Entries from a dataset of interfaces
*-*-*

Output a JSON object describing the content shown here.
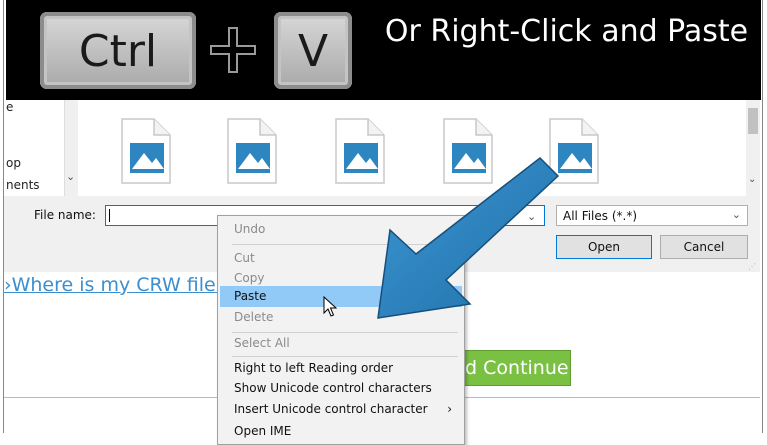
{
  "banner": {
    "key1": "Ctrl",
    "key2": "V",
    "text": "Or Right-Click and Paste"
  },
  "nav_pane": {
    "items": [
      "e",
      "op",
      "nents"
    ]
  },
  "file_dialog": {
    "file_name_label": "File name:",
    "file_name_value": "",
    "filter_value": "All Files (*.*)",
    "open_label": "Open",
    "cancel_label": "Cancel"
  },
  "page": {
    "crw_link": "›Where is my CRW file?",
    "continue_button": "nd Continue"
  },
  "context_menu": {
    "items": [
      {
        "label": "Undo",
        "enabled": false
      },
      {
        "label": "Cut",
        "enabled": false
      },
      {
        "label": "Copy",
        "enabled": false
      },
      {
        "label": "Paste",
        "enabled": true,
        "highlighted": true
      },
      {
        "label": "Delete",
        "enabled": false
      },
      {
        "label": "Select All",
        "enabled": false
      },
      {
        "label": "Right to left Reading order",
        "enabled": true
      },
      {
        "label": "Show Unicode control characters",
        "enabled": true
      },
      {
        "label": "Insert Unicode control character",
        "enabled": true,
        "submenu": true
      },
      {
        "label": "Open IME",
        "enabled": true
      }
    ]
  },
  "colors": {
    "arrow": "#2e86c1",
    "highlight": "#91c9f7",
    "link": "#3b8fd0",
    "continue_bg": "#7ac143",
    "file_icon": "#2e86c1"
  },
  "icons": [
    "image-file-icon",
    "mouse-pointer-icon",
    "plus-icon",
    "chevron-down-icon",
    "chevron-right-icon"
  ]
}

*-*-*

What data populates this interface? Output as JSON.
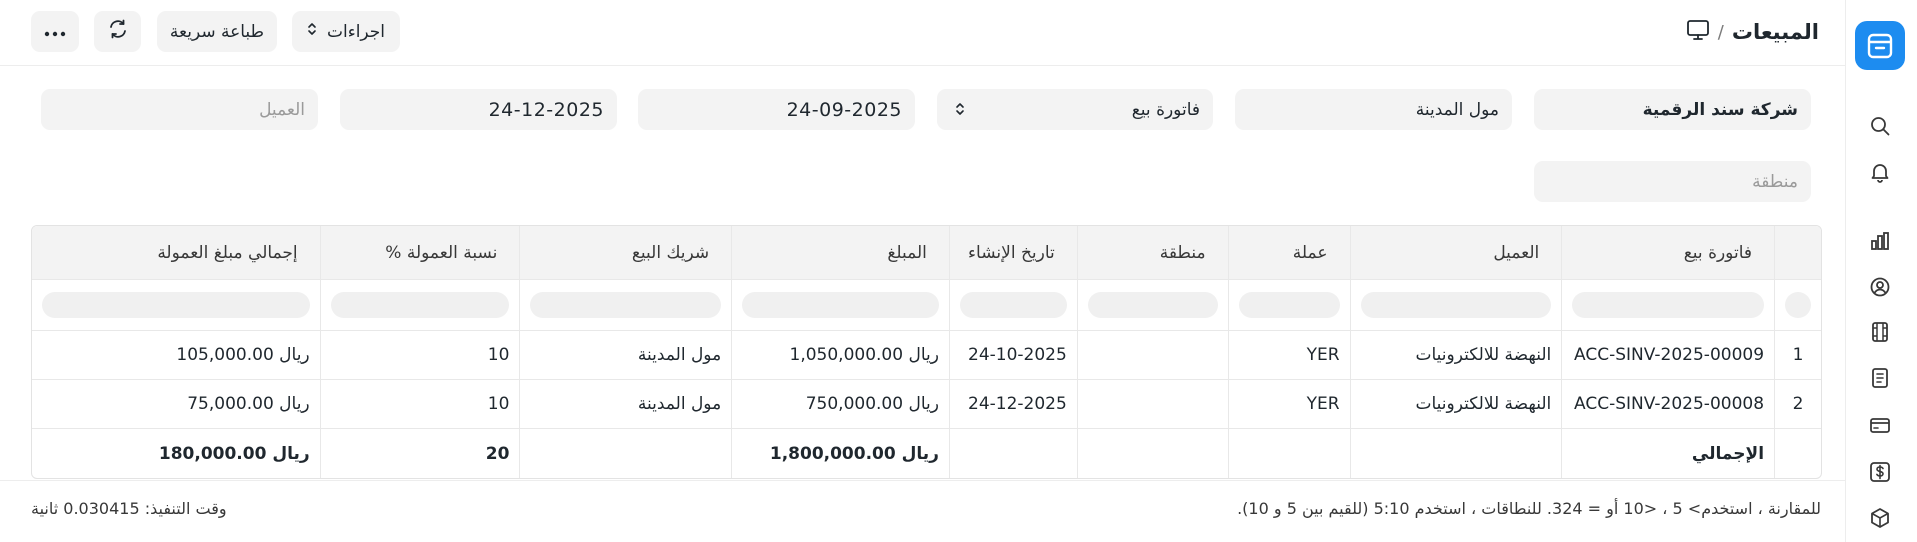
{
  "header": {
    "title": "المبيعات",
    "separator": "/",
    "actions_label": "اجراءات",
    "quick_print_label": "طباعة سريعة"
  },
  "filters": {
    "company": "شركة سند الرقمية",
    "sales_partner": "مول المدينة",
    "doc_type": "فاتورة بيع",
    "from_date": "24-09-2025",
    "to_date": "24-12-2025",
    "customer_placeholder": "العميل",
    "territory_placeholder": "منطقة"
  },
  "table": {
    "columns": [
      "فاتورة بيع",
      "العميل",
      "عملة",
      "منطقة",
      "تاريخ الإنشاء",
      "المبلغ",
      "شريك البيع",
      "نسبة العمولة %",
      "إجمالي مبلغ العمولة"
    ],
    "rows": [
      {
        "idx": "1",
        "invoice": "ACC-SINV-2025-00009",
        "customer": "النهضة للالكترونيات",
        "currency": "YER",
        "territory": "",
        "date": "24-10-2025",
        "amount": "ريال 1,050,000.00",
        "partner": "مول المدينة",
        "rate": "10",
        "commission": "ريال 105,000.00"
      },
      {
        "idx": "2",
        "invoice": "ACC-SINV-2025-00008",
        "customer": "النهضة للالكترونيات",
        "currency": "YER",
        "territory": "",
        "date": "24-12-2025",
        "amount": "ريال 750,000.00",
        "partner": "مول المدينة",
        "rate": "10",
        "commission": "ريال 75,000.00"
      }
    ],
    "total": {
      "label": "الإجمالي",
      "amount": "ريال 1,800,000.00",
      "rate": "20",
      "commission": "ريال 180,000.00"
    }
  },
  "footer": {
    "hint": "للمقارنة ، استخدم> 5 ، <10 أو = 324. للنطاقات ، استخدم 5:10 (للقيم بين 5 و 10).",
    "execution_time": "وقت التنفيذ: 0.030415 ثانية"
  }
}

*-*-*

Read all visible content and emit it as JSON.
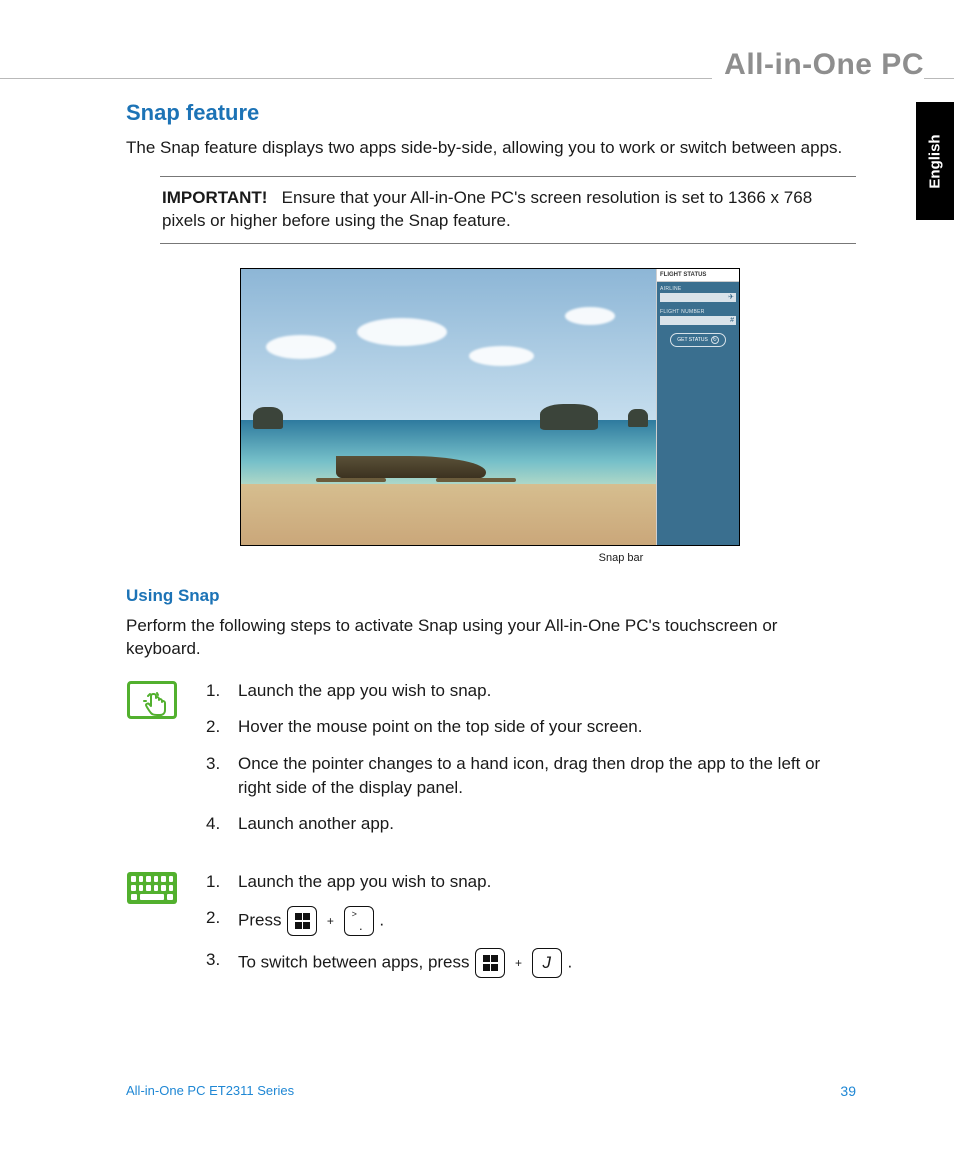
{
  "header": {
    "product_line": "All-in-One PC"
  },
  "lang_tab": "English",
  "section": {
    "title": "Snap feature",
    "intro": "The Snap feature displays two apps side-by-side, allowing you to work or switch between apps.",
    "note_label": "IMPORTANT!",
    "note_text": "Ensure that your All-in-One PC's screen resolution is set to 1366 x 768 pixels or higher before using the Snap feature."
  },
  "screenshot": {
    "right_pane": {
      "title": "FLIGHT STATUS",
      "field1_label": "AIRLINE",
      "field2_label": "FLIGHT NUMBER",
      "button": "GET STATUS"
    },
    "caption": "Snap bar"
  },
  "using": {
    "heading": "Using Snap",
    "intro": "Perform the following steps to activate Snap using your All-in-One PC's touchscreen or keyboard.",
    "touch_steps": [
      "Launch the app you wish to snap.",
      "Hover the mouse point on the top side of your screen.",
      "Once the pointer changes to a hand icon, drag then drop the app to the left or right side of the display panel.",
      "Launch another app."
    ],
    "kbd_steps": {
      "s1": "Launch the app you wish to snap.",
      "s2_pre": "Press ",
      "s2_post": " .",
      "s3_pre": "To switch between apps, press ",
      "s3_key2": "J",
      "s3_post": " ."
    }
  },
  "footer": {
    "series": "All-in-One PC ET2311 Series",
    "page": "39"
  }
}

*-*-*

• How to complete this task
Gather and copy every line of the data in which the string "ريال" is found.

• Output below
        "amount": "ريال 1,050,000.00",
        "commission": "ريال 105,000.00"
        "amount": "ريال 750,000.00",
        "commission": "ريال 75,000.00"
      "amount": "ريال 1,800,000.00",
      "commission": "ريال 180,000.00"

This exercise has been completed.